Matiq struck an agreement to distribute the country’s petrodollars more equitably between its warring sides, according to Ahmed al-Mosmari, the spokesman of Haftar’s self-styled Libyan Arab Armed Forces.
Mosmari said Saturday in televised comments that Haftar's army “opened communication links” with the Tripoli-based government, accusing Sarraj and militias backing him of opposing the resumption of oil production.
The deal between Matiq and Haftar's representatives did not address the scores of Russian mercenaries from Wagner, a Kremlin-linked private security company, stationed across oil fields that the National Oil Corporation says remain a barrier to the resumption of exports.
“Matiq surrendered very loose, very generous concessions to the LAAF, especially in the realm of banking and finance,” said Jalel Harchaoui, a Libya expert at The Netherlands Institute of International Relations.
Harchaoui said the oil deal was already helping to “revitalize" Haftar after months of military setbacks that followed Turkey's military intervention supporting forces loyal to the Tripoli government.
Matiq largely negotiated the deal behind closed doors with Haftar’s son, Khalid, and its final shape took many Libyan leaders by surprise.
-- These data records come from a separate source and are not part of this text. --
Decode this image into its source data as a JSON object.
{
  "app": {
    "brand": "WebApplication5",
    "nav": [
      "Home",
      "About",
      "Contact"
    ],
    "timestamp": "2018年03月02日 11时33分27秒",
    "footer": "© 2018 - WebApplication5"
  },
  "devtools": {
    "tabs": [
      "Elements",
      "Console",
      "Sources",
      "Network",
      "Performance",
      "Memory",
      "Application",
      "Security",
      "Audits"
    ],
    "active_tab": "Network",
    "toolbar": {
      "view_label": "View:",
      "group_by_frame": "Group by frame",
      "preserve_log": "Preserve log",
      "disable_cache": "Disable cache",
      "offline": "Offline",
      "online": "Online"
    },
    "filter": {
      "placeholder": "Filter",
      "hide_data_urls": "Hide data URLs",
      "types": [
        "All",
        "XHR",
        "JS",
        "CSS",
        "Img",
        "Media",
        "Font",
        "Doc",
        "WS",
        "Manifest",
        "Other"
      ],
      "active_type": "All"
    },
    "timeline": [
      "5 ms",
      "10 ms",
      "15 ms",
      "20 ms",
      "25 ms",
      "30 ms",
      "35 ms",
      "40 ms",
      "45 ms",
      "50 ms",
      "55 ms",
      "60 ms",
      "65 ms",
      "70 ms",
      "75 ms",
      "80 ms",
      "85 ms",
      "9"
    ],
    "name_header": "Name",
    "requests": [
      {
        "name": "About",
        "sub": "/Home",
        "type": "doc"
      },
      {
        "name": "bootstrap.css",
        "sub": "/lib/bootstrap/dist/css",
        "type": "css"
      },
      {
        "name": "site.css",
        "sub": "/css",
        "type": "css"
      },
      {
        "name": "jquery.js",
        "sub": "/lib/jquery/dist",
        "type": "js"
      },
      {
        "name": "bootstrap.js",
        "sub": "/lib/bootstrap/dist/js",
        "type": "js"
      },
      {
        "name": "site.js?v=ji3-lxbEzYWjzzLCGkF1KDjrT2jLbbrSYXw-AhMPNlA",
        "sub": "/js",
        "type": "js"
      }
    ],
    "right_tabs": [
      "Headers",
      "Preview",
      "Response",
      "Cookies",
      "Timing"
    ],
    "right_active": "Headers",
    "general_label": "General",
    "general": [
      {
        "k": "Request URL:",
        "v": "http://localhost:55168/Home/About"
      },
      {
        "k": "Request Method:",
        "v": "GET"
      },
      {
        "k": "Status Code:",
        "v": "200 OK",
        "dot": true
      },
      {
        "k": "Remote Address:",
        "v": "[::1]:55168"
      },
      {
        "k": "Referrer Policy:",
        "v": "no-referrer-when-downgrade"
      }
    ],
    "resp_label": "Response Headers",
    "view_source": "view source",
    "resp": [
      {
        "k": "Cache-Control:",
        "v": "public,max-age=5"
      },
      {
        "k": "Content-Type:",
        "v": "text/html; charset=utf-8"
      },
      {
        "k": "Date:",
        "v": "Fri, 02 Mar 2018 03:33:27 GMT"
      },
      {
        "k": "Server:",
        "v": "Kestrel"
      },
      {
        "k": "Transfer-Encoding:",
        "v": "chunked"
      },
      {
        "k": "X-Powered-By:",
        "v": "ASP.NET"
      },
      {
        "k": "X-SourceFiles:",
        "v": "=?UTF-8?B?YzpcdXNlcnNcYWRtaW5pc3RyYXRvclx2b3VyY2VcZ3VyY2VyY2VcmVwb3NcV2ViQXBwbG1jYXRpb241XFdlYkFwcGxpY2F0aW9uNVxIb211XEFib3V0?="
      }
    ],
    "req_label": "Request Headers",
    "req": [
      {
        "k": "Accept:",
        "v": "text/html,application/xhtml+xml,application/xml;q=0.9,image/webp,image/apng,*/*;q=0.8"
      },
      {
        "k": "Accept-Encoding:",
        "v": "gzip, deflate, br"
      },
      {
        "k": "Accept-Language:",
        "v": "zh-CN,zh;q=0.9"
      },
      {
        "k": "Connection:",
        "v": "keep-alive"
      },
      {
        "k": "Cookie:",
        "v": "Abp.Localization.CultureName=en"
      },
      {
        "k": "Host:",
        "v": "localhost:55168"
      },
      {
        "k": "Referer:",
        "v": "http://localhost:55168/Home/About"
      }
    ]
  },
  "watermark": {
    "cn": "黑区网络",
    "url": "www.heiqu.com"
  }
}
Matiq and Haftar’s son met earlier this month in Russia, a key supporter of Haftar.
Gomaa al-Gamaty, Sarraj’s envoy to the Maghreb countries, tweeted that the deal is likely to fail since the prime minister, national oil company and the Central Bank in Tripoli were not part of it.
Mustafa Sanallah, the NOC’s chairman, on Friday rejected what he called “secret” and “disorganized negotiations” aiming to undercut an internationally-brokered political process to reopen the oil fields.
He said the NOC would not lift force majeure, a legal manoeuvre that lets a company get out of its contracts because of extraordinary circumstances, until Russian mercenaries fighting alongside Haftar's forces leave oil fields and terminals.
The NOC however took a step back on Saturday, saying in a statement that it would end the force majeure at “secured” oil fields and terminals, while the measure would be in place at oil facilities where there are Russian mercenaries from the Kremlin-linked Wagner Group and other armed groups.
The statement did not say which oil facilities, but the company had said in June that Wagner mercenaries entered the vast Sharara oilfield, Libya's largest.